Applying the same analysis to Botnet Command and Control Infrastructure:
Here we can see that while mitigating a botnet at the host level may be reasonably simple and precise, it’s likely not effective because the hosting infrastructure can be rapidly changed. The primary benefit of resolving botnets at the registry rather than registrar is that domains may be blocked at the registry with minimal cost, and potentially prior to registration which saves fees and reduces harm.
While the DNS Abuse Institute is not about to embark on a campaign to redefine DNS Abuse, we are interested in approaches that increase our understanding of the problem and bring
greater sophistication to community discussions about DNS Abuse.
When someone suggests a problem should be resolved at the DNS layer, this alternative DNS Abuse approach allows us to ask why mitigation at this level is appropriate and provides us with a framework for assessing the response. We can also have discussions about the relative weights of each mitigation attribute, and whether they change based on the specific type of harm. As well, in this approach, new online harms are relatively easily assessed, and a new definition need not be discussed and adopted.
We also gain clarity on which parts of the Internet ecosystem require more attention, and even potential regulation. An abundance of scenarios exist where the host is the appropriate place to mitigate a harm, and an unfortunate lack of mechanisms to address abuse at this level of infrastructure.

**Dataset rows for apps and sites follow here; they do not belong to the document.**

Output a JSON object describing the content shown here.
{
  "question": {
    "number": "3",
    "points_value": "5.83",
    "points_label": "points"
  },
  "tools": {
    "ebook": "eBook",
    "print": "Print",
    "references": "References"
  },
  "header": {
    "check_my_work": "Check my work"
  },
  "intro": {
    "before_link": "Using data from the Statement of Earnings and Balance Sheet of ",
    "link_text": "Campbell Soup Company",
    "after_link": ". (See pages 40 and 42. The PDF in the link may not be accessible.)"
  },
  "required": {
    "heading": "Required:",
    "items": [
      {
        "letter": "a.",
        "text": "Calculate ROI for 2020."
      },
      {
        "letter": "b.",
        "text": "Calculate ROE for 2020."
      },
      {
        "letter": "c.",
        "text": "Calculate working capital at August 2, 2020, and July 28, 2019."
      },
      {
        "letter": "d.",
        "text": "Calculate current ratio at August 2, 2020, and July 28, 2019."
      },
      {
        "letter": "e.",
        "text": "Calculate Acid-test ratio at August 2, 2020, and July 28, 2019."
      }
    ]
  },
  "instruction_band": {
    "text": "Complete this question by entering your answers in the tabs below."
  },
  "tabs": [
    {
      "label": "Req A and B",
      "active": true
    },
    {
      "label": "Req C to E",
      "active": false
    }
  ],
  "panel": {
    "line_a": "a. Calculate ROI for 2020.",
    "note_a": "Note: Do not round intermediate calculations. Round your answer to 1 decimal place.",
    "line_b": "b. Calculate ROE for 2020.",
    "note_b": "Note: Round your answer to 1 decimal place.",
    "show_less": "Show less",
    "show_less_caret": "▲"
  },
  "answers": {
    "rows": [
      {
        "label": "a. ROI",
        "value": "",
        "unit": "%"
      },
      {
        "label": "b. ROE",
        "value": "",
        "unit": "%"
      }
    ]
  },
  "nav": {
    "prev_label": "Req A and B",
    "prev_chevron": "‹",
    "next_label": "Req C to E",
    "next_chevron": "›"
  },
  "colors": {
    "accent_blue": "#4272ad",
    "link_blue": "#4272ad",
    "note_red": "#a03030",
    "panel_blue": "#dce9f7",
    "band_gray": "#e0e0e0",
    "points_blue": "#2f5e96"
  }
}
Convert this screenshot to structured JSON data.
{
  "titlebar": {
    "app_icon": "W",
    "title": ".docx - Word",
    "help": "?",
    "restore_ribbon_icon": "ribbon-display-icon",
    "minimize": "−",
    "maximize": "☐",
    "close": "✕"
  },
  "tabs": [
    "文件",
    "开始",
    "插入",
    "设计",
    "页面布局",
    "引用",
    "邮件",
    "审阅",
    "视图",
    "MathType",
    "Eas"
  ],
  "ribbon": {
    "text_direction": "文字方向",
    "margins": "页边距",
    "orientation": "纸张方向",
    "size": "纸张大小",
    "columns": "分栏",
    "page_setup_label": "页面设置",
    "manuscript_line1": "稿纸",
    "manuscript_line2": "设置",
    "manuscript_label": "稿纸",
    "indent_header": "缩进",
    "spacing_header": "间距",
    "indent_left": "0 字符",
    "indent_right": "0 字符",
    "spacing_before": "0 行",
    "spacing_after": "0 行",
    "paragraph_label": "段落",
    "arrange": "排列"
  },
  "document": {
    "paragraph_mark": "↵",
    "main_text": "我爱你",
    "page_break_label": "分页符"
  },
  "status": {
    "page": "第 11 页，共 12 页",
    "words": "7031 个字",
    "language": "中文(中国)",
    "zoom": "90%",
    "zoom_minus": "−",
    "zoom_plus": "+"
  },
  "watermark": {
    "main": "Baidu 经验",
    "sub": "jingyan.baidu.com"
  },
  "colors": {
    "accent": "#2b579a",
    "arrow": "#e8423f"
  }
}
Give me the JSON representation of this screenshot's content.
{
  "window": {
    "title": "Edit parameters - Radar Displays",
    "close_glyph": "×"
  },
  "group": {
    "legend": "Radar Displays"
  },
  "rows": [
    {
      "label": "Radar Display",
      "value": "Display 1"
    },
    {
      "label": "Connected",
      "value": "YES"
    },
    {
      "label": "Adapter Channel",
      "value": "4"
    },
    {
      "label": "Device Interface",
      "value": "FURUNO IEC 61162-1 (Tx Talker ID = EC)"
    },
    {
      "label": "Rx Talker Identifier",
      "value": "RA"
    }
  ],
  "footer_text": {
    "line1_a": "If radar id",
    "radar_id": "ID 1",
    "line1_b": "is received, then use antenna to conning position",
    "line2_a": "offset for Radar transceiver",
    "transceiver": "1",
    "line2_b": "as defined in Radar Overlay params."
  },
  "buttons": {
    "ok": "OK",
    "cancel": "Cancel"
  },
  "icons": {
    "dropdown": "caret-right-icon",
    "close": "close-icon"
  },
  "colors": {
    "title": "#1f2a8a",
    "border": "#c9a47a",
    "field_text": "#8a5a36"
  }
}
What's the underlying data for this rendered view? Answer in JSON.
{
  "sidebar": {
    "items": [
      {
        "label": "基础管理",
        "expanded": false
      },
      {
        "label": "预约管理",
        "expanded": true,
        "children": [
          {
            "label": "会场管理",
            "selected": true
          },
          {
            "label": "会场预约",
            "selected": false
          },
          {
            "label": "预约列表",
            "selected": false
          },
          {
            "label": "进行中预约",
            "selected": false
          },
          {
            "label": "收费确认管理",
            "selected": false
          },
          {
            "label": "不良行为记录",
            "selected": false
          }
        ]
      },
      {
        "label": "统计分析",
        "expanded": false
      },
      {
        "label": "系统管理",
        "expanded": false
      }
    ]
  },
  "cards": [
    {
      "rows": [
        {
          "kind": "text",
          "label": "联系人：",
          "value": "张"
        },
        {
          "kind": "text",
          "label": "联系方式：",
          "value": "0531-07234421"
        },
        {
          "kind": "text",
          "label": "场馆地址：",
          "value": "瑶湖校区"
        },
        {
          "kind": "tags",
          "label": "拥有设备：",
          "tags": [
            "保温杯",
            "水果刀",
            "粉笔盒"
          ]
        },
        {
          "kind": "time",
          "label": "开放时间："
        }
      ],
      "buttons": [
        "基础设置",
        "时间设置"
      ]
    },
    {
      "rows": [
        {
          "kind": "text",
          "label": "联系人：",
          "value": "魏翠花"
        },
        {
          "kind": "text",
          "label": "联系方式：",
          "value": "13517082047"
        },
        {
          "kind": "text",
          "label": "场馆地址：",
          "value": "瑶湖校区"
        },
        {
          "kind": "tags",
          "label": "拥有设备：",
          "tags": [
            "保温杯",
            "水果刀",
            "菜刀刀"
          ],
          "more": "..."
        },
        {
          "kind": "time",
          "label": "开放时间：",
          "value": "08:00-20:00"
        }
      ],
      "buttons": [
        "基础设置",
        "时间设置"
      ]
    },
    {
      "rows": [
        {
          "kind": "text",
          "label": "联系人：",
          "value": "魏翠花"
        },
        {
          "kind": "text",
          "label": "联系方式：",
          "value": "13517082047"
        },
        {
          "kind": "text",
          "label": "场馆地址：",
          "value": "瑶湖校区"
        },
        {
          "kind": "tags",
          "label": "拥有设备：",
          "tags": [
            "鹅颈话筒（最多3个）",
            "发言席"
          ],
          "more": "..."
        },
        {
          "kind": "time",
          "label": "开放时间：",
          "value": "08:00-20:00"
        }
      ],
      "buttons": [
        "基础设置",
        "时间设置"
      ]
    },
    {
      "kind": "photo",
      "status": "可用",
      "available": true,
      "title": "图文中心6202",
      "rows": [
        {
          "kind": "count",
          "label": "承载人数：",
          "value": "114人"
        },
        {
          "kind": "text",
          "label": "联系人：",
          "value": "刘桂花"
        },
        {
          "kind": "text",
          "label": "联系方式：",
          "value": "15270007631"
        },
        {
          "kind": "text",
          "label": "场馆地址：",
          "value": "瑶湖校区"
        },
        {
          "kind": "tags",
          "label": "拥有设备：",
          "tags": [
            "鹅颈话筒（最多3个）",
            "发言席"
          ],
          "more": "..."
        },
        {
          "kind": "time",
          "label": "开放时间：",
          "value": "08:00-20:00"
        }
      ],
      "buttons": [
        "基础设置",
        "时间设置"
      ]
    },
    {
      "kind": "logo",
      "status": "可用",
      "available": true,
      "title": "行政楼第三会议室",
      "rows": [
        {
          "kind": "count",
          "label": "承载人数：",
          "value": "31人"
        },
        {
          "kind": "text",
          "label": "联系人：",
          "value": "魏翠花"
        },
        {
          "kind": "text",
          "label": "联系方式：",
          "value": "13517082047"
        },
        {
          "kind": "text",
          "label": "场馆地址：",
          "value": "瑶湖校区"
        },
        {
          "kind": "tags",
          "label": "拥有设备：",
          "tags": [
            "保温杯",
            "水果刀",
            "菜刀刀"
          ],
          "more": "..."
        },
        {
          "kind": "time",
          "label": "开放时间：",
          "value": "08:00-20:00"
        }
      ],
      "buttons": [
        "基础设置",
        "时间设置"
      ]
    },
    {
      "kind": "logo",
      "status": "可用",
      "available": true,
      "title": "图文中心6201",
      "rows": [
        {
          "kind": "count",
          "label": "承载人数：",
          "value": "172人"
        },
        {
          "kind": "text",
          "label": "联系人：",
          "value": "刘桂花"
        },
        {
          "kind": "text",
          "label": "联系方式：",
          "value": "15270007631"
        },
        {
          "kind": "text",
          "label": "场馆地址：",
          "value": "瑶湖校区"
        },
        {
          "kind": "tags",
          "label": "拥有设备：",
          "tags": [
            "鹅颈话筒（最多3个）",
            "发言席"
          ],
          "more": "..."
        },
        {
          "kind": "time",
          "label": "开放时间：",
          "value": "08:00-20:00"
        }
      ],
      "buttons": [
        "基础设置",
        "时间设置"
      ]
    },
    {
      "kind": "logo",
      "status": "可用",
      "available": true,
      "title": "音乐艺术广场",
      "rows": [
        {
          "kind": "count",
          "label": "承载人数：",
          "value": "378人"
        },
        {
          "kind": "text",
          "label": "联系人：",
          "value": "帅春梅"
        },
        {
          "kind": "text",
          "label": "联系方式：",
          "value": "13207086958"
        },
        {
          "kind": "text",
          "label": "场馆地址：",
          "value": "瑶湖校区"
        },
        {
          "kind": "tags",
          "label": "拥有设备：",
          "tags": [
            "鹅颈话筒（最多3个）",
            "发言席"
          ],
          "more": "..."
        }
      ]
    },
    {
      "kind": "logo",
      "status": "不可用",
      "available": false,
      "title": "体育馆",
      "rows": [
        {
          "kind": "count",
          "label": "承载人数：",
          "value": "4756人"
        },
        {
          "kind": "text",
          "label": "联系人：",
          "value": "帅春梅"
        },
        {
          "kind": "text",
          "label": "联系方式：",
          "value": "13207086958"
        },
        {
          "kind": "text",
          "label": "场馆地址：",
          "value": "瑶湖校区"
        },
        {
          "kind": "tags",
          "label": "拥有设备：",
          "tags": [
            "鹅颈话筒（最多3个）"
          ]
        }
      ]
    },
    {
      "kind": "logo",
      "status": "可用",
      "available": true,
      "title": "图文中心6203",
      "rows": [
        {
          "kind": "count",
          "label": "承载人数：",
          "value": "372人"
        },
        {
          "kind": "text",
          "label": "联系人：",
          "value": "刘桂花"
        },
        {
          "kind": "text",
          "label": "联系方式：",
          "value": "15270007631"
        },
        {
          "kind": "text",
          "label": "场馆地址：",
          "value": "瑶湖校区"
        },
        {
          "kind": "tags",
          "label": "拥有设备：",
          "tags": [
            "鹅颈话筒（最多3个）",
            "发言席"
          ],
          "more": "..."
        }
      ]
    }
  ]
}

Lastly, by recognizing the strengths and weaknesses of various approaches to mitigation we are better able to understand where the DNS Abuse Institute can assist Registrars and Registries to take action.